Groups of foreign tourists visiting France only have to bring along a drone with them to be sure of obtaining all kinds of fabulous aerial photos of themselves, to upload to their FaceBook pages. (Facebook is yet another thing I’ve never used. Truly, I’m antedeluvian.) But visitors still won’t be allowed to bring such hardware into the Louvre.
Talking about drones, I’ve just seen a fabulous video presentation of the most amazing drone that has ever been imagined. It’s alone in its category, and it makes all the other drones look like spluttering aircraft of the era of the Wright brothers.
Click the YouTube button, then watch this amazing video on your full screen.
To do justice to past inventors, I should point out that an imaginative engineer in Baltimore (USA) provided the world, in 1865, with an impressive graphic depiction of bird-powered aviation.
As far as I can ascertain, no prototype of this amazing aircraft was ever actually built and tested... which simply proves that it's often hard to get a good idea off the ground.
Meanwhile, in our modern world, which never wants to stand still, yet another spectacular innovation in picture-taking is starting to emerge. I’m talking of vertical video, the subject of this most informative video:
Click the YouTube button, then watch this funny video on your full screen.
Personally, I welcome this kind of new thinking. If the vertical video phenomenon were to become popular and widespread, it would be a fantastic economic boost for the entire media business, not to mention the electronics industry (faced with the challenge of supplying households with vertical TV and computer screens). I nevertheless fear the negative impact that vertical video would have upon certain TV sports. Popular spectator sports of a predominantly horizontal nature—such as football, rugby, sailing, rowing, swimming, F1 racing, ice hockey and even curling—would lose much of their attractiveness when presented in a strictly vertical-video context. The Tour de France would be reduced to the ascension of the famous 22 hair-pin bends of the Alpe d’Huez. Admittedly, acrobatic flying and base jumping would become the sporting events to watch on vertical-video TV… but a little bit of that stuff can't be pushed too far without boring your viewers.
Rather than comparing new vertical video with the old-fashioned horizontal variety, I’m awaiting patiently the introduction of total-3D-immersion TV, which would totally invade all the space of my living room.
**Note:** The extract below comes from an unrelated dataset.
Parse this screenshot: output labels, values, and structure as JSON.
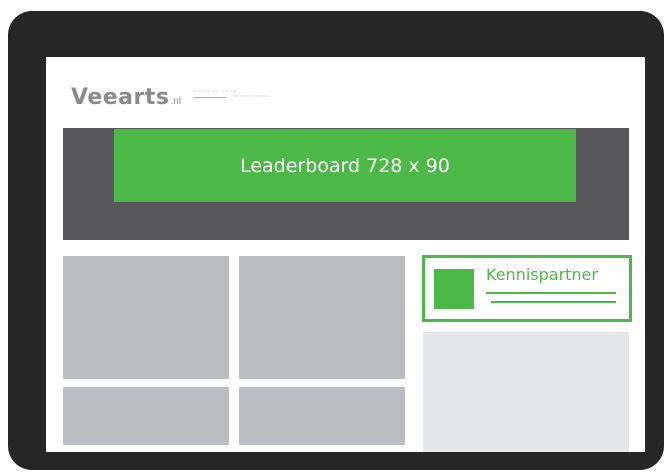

The antiquated phenomenon of screens would cease to exist. We viewers would simply be part of the show, day and night. Every time I was watching a football match, for example, and wanted to get up for a glass of wine or a pee, I would have to be careful to avoid getting hit in the face by a ball. That would certainly add spice to my passive existence as an avid TV-viewer of sporting events (which, incidentally, to be perfectly honest, I’m not).